**What to do**.
The lines to copy are those in the records below that hold the word "content".

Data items
§ §

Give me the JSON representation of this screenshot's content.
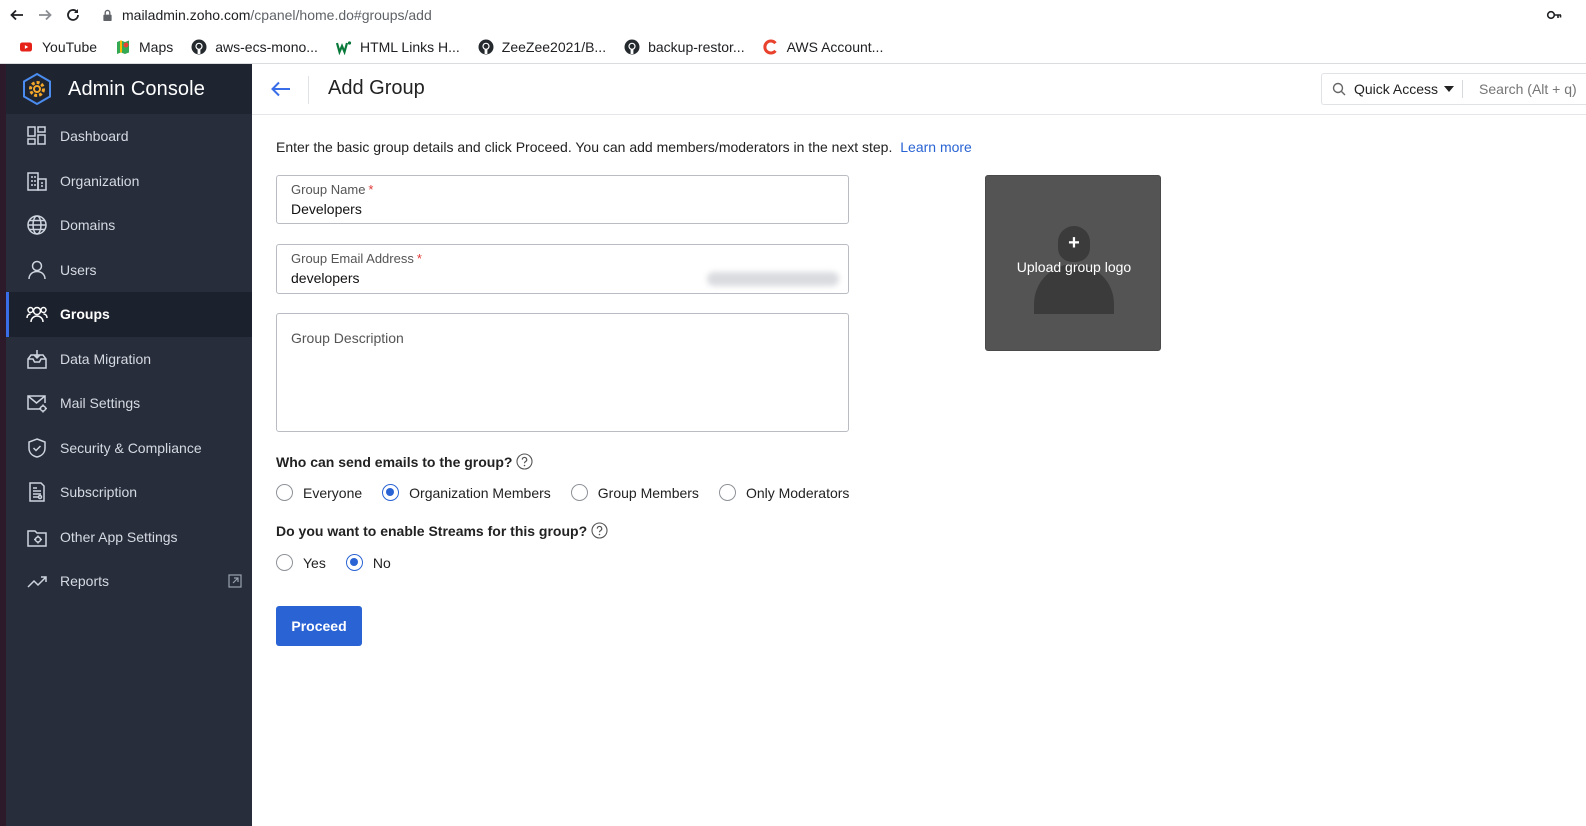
{
  "browser": {
    "url_host": "mailadmin.zoho.com",
    "url_path": "/cpanel/home.do#groups/add",
    "bookmarks": [
      {
        "label": "YouTube",
        "icon": "youtube-icon"
      },
      {
        "label": "Maps",
        "icon": "maps-icon"
      },
      {
        "label": "aws-ecs-mono...",
        "icon": "github-icon"
      },
      {
        "label": "HTML Links H...",
        "icon": "w-icon"
      },
      {
        "label": "ZeeZee2021/B...",
        "icon": "github-icon"
      },
      {
        "label": "backup-restor...",
        "icon": "github-icon"
      },
      {
        "label": "AWS Account...",
        "icon": "c-icon"
      }
    ]
  },
  "sidebar": {
    "title": "Admin Console",
    "items": [
      {
        "label": "Dashboard",
        "icon": "dashboard-icon"
      },
      {
        "label": "Organization",
        "icon": "organization-icon"
      },
      {
        "label": "Domains",
        "icon": "globe-icon"
      },
      {
        "label": "Users",
        "icon": "user-icon"
      },
      {
        "label": "Groups",
        "icon": "groups-icon",
        "active": true
      },
      {
        "label": "Data Migration",
        "icon": "data-migration-icon"
      },
      {
        "label": "Mail Settings",
        "icon": "mail-settings-icon"
      },
      {
        "label": "Security & Compliance",
        "icon": "shield-icon"
      },
      {
        "label": "Subscription",
        "icon": "subscription-icon"
      },
      {
        "label": "Other App Settings",
        "icon": "app-settings-icon"
      },
      {
        "label": "Reports",
        "icon": "reports-icon"
      }
    ]
  },
  "header": {
    "title": "Add Group",
    "quick_access": "Quick Access",
    "search_placeholder": "Search (Alt + q)"
  },
  "form": {
    "intro": "Enter the basic group details and click Proceed. You can add members/moderators in the next step.",
    "learn_more": "Learn more",
    "group_name_label": "Group Name",
    "group_name_value": "Developers",
    "email_label": "Group Email Address",
    "email_value": "developers",
    "description_label": "Group Description",
    "required_mark": "*",
    "upload_plus": "+",
    "upload_text": "Upload group logo",
    "q_send": "Who can send emails to the group?",
    "send_options": [
      "Everyone",
      "Organization Members",
      "Group Members",
      "Only Moderators"
    ],
    "send_selected": "Organization Members",
    "q_streams": "Do you want to enable Streams for this group?",
    "streams_options": [
      "Yes",
      "No"
    ],
    "streams_selected": "No",
    "proceed_label": "Proceed"
  },
  "colors": {
    "sidebar_bg": "#272d3a",
    "accent": "#2a64d4",
    "upload_bg": "#545454"
  }
}
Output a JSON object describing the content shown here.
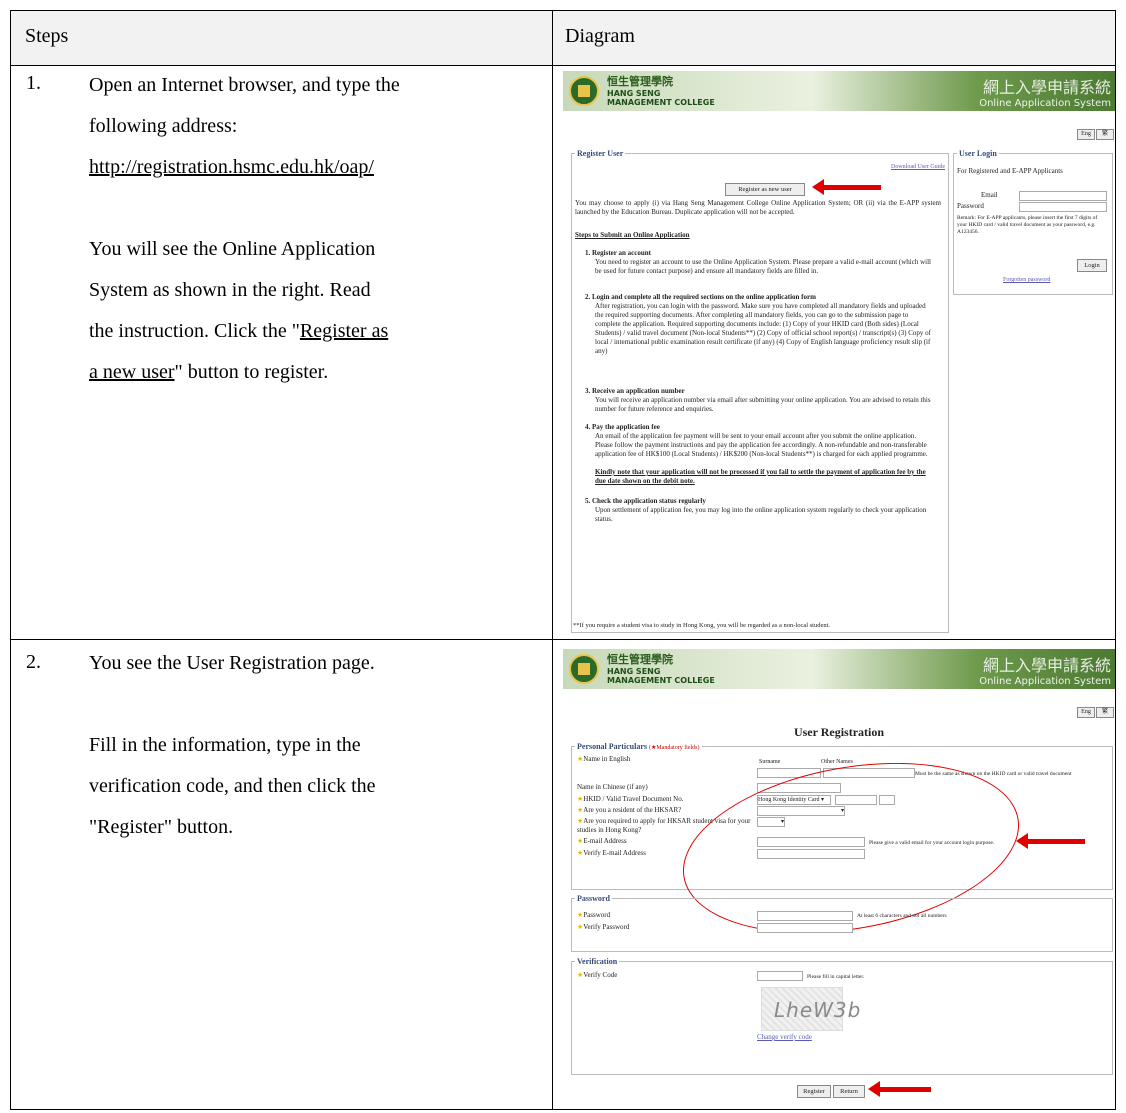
{
  "table": {
    "header_steps": "Steps",
    "header_diagram": "Diagram"
  },
  "step1": {
    "number": "1.",
    "line1": "Open an Internet browser, and type the",
    "line2": "following address:",
    "url": "http://registration.hsmc.edu.hk/oap/",
    "line4": "You will see the Online Application",
    "line5a": "System as shown in the right.   Read",
    "line6a": "the instruction.   Click the \"",
    "line6link": "Register as",
    "line7link": "a new user",
    "line7b": "\" button to register."
  },
  "step2": {
    "number": "2.",
    "line1": "You see the User Registration page.",
    "line2": "Fill in the information, type in the",
    "line3": "verification code, and then click the",
    "line4": "\"Register\" button."
  },
  "banner": {
    "college_zh": "恒生管理學院",
    "college_en1": "HANG SENG",
    "college_en2": "MANAGEMENT COLLEGE",
    "system_zh": "網上入學申請系統",
    "system_en": "Online Application System",
    "lang1": "Eng",
    "lang2": "繁"
  },
  "shot1": {
    "register_user_title": "Register User",
    "download_guide": "Download User Guide",
    "register_button": "Register as new user",
    "intro": "You may choose to apply (i) via Hang Seng Management College Online Application System; OR (ii) via the E-APP system launched by the Education Bureau. Duplicate application will not be accepted.",
    "steps_heading": "Steps to Submit an Online Application",
    "s1_title": "1.  Register an account",
    "s1_body": "You need to register an account to use the Online Application System. Please prepare a valid e-mail account (which will be used for future contact purpose) and ensure all mandatory fields are filled in.",
    "s2_title": "2.  Login and complete all the required sections on the online application form",
    "s2_body": "After registration, you can login with the password. Make sure you have completed all mandatory fields and uploaded the required supporting documents. After completing all mandatory fields, you can go to the submission page to complete the application. Required supporting documents include: (1) Copy of your HKID card (Both sides) (Local Students) / valid travel document (Non-local Students**) (2) Copy of official school report(s) / transcript(s) (3) Copy of local / international public examination result certificate (if any) (4) Copy of English language proficiency result slip (if any)",
    "s3_title": "3.  Receive an application number",
    "s3_body": "You will receive an application number via email after submitting your online application. You are advised to retain this number for future reference and enquiries.",
    "s4_title": "4.  Pay the application fee",
    "s4_body": "An email of the application fee payment will be sent to your email account after you submit the online application. Please follow the payment instructions and pay the application fee accordingly. A non-refundable and non-transferable application fee of HK$100 (Local Students) / HK$200 (Non-local Students**) is charged for each applied programme.",
    "s4_bold": "Kindly note that your application will not be processed if you fail to settle the payment of application fee by the due date shown on the debit note.",
    "s5_title": "5.  Check the application status regularly",
    "s5_body": "Upon settlement of application fee, you may log into the online application system regularly to check your application status.",
    "footnote": "**If you require a student visa to study in Hong Kong, you will be regarded as a non-local student.",
    "login_title": "User Login",
    "login_sub": "For Registered and E-APP Applicants",
    "email_label": "Email",
    "password_label": "Password",
    "remark": "Remark: For E-APP applicants, please insert the first 7 digits of your HKID card / valid travel document as your password, e.g. A123456.",
    "login_button": "Login",
    "forgotten": "Forgotten password"
  },
  "shot2": {
    "title": "User Registration",
    "personal_title": "Personal Particulars",
    "mandatory_note": "(★Mandatory fields)",
    "name_en": "Name in English",
    "surname": "Surname",
    "other_names": "Other Names",
    "name_note": "Must be the same as shown on the HKID card or valid travel document",
    "name_zh": "Name in Chinese (if any)",
    "hkid": "HKID / Valid Travel Document No.",
    "hkid_select": "Hong Kong Identity Card",
    "resident": "Are you a resident of the HKSAR?",
    "visa": "Are you required to apply for HKSAR student visa for your studies in Hong Kong?",
    "email": "E-mail Address",
    "email_note": "Please give a valid email for your account login purpose.",
    "verify_email": "Verify E-mail Address",
    "password_title": "Password",
    "password": "Password",
    "password_note": "At least 6 characters and not all numbers",
    "verify_password": "Verify Password",
    "verification_title": "Verification",
    "verify_code": "Verify Code",
    "code_note": "Please fill in capital letter.",
    "captcha": "LheW3b",
    "change_code": "Change verify code",
    "register_button": "Register",
    "return_button": "Return"
  }
}
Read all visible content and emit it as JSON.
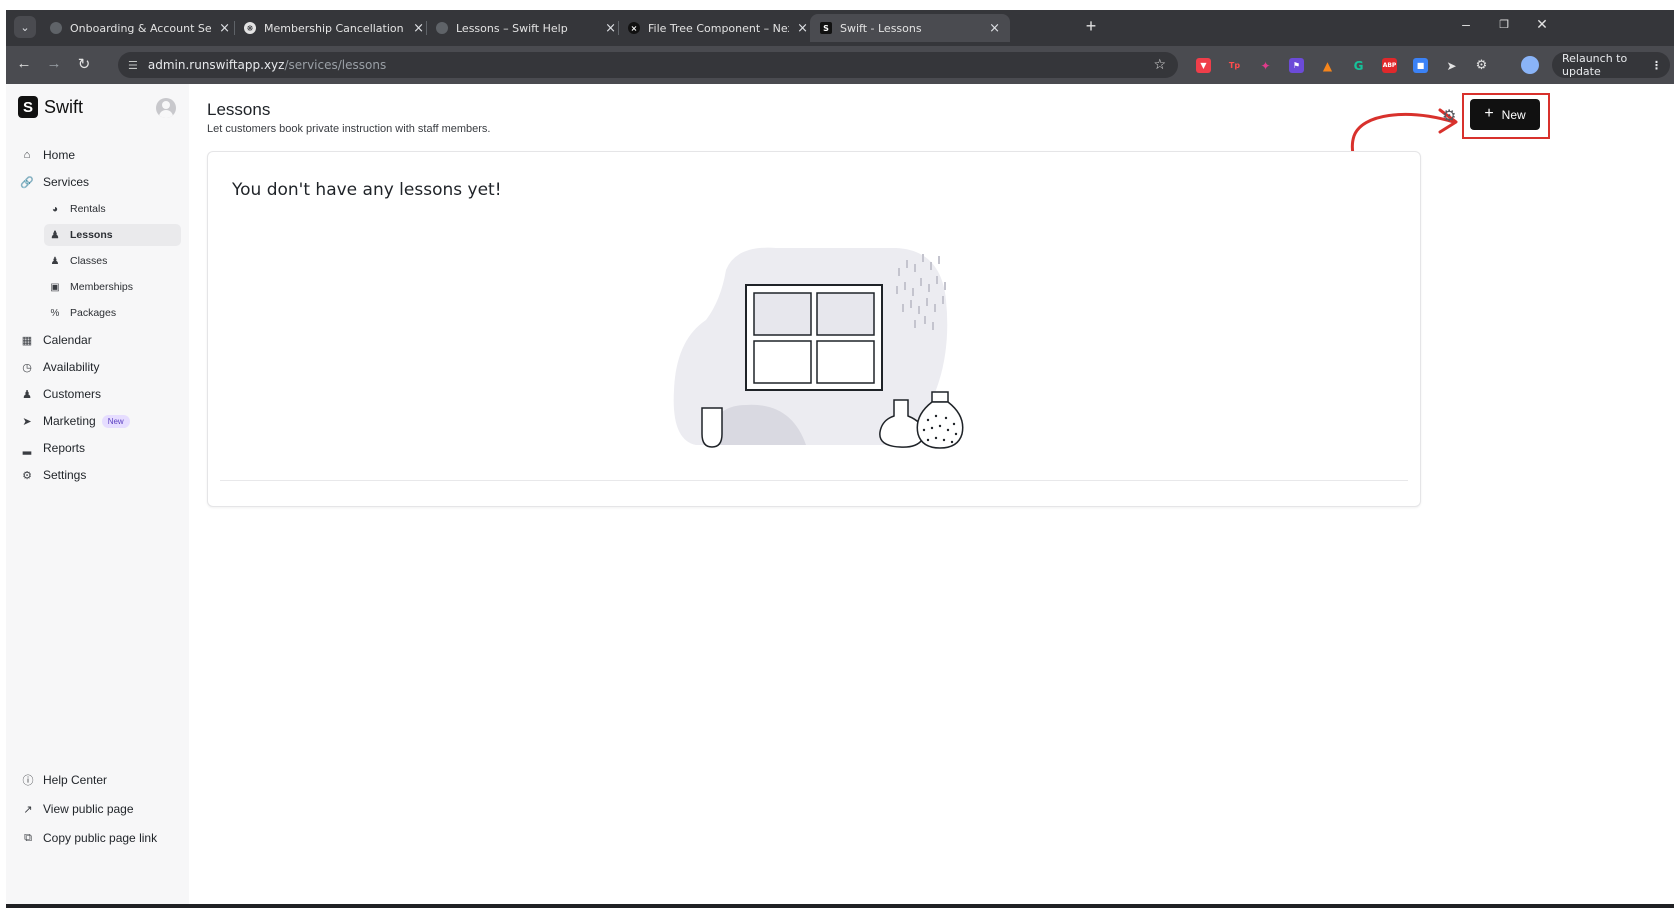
{
  "browser": {
    "tabs": [
      {
        "title": "Onboarding & Account Setup -",
        "active": false
      },
      {
        "title": "Membership Cancellation Instru",
        "active": false
      },
      {
        "title": "Lessons – Swift Help",
        "active": false
      },
      {
        "title": "File Tree Component – Nextra",
        "active": false
      },
      {
        "title": "Swift - Lessons",
        "active": true
      }
    ],
    "url_host": "admin.runswiftapp.xyz",
    "url_path": "/services/lessons",
    "relaunch_label": "Relaunch to update",
    "extension_badges": [
      "Tp",
      "ABP",
      "G"
    ]
  },
  "sidebar": {
    "app_name": "Swift",
    "logo_letter": "S",
    "nav": {
      "home": "Home",
      "services": "Services",
      "rentals": "Rentals",
      "lessons": "Lessons",
      "classes": "Classes",
      "memberships": "Memberships",
      "packages": "Packages",
      "calendar": "Calendar",
      "availability": "Availability",
      "customers": "Customers",
      "marketing": "Marketing",
      "marketing_badge": "New",
      "reports": "Reports",
      "settings": "Settings"
    },
    "footer": {
      "help_center": "Help Center",
      "view_public_page": "View public page",
      "copy_public_page_link": "Copy public page link"
    }
  },
  "main": {
    "title": "Lessons",
    "subtitle": "Let customers book private instruction with staff members.",
    "new_button_label": "New",
    "empty_state_title": "You don't have any lessons yet!"
  },
  "colors": {
    "accent": "#111111",
    "annotation_red": "#d8312c",
    "sidebar_bg": "#f7f7f8",
    "badge_purple": "#e6ddff"
  }
}
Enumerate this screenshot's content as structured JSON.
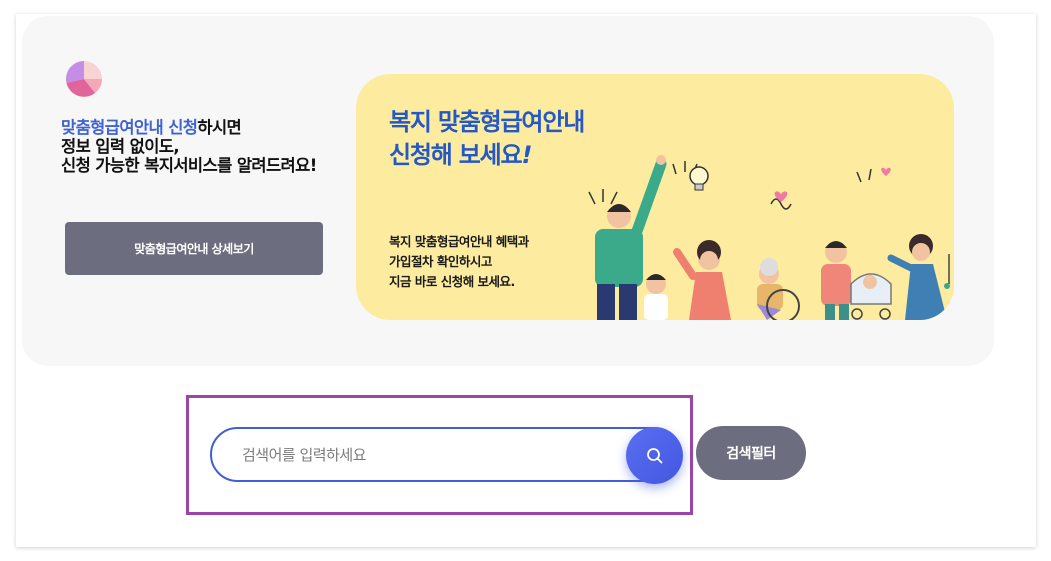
{
  "intro": {
    "highlight": "맞춤형급여안내 신청",
    "line1_rest": "하시면",
    "line2": "정보 입력 없이도,",
    "line3": "신청 가능한 복지서비스를 알려드려요!"
  },
  "detail_button_label": "맞춤형급여안내 상세보기",
  "banner": {
    "title_line1": "복지 맞춤형급여안내",
    "title_line2": "신청해 보세요",
    "title_exclaim": "!",
    "desc_line1": "복지 맞춤형급여안내 혜택과",
    "desc_line2": "가입절차 확인하시고",
    "desc_line3": "지금 바로 신청해 보세요."
  },
  "search": {
    "placeholder": "검색어를 입력하세요",
    "value": "",
    "icon": "search-icon"
  },
  "filter_button_label": "검색필터",
  "colors": {
    "accent_blue": "#3f63d0",
    "banner_bg": "#fdeca0",
    "button_gray": "#6c6e7f",
    "search_border": "#3f5fd4",
    "highlight_outline": "#9b45a8"
  }
}
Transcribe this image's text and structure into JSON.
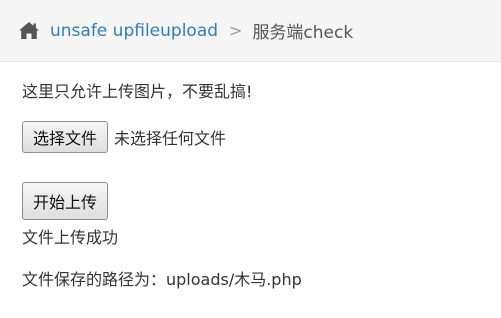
{
  "breadcrumb": {
    "home_icon": "home-icon",
    "link_label": "unsafe upfileupload",
    "separator": ">",
    "current_label": "服务端check"
  },
  "content": {
    "notice_text": "这里只允许上传图片，不要乱搞!",
    "choose_file_label": "选择文件",
    "no_file_text": "未选择任何文件",
    "upload_button_label": "开始上传",
    "success_text": "文件上传成功",
    "path_text": "文件保存的路径为：uploads/木马.php"
  },
  "colors": {
    "link": "#2c7fbd",
    "breadcrumb_bg": "#f5f5f5"
  }
}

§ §

**Finished task**.
Give me the JSON representation of this screenshot's content.
Output a JSON object describing the content shown here.
Read all visible content and emit it as JSON.
Enumerate this screenshot's content as structured JSON.
  "content": {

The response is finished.